Clean the house both before and after showings. Keeping your house extra clean has always been foremost while it is listed but today keeping everything sanitary is of the utmost importance. You need to do this both for appearance and for safety. In the past, it was encouraged for the seller to be away from the house when it is shown to prospective buyers. Now, the stay at home orders makes it more likely that the seller will be home during viewings. Having hand sanitizer, masks, plastic gloves, and a polite social distancing reminder at the front door is a very good idea. It’s also a good idea to have a questionnaire about any exposure to COVID-19. But all of this comes after you have listed the house. How to choose your listing agent has also changed.
Live virtual showings are more important. Pre-recorded 3D tours have been around for years but today the strategy taking on more importance is the live virtual showing and the live virtual open house. These are real-time video viewings of the home. Pre-recorded 3D tours are still important for prospective buyers to get an initial feel for your home any time that they want. However, the change is being able to schedule an appointment for a live virtual personal showing by your agent. This is an opportunity for the agent and buyer to interact while the buyer tours your home remotely. Buyers can request close-ups and ask detailed questions of areas of special interest. Agents that have previously specialized in remote sales (such as foreign buyers or corporate relocations) are likely to have more experience with this strategy and technology. There are a few things that the agent should be comfortable with such as being able to do the tour using different apps that the buyer is most familiar with. Another desired skill is being able to visually and verbally explain what the buyer is seeing on their screen. Panning a view from a seven-foot doorway to a tall ceiling while explaining what the buyer is seeing is a good technique to emphasize high ceilings.

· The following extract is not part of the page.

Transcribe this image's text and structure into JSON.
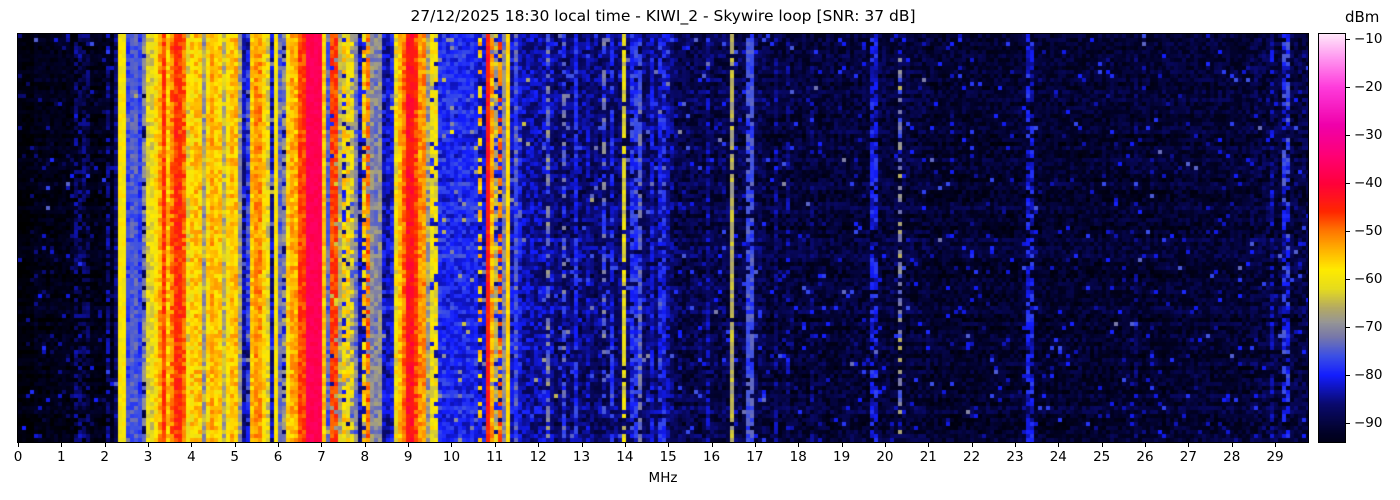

Live virtual open houses can be an event. This is mostly the same as the live remote tour for individual buyers except these are for a group audience. There could be separate events for other agents and prospective buyers. How your listing agent markets the event to draw the most eyeballs can be a distinguishing factor. There will be less opportunity for detailed questions so your agent needs a plan for explaining each perk and part of the property.
Creativity and out of the box marketing. When interviewing listing agents, you should have a list of interview questions asking how technology will be used. Beyond 3D and live tours, ask about other creative approaches that an agent has developed. While you should appreciate creative approaches, also scrutinize these for effectiveness. Agents can be expected to try a lot of out-of-the-box ideas but not all will bear fruit.
A virtual sales contract clause. A buyer may make a purchase offer without ever visiting your home. You’ll want to manage any potential increased liability. While buying without a personal visit isn’t new, it hasn’t been common in the past. That makes it a good idea to include language in the purchase agreement where the buyer acknowledges that the buyer (not the listing broker, agent, or seller) is responsible for personal verification, walk-throughs, and professional inspections to confirm the property condition meets expectations and is satisfactory.
Andrew, real estate sales are still happening and more changes will be coming. One thing that hasn’t changed is that spring is still the most popular season for both sellers and buyers. We’ve been in this for a few months now with innovations demonstrating that the real estate market will change to meet the challenges. The bigger unknown is what the market will be like late in the summer or fall.
We are all be in this together figuring out how the industry will evolve. Please add your suggestions and comments that will help others.
Our weekly Ask Brian column welcomes questions from readers of all experience levels with residential real estate. Please email your questions or inquiries to [email protected].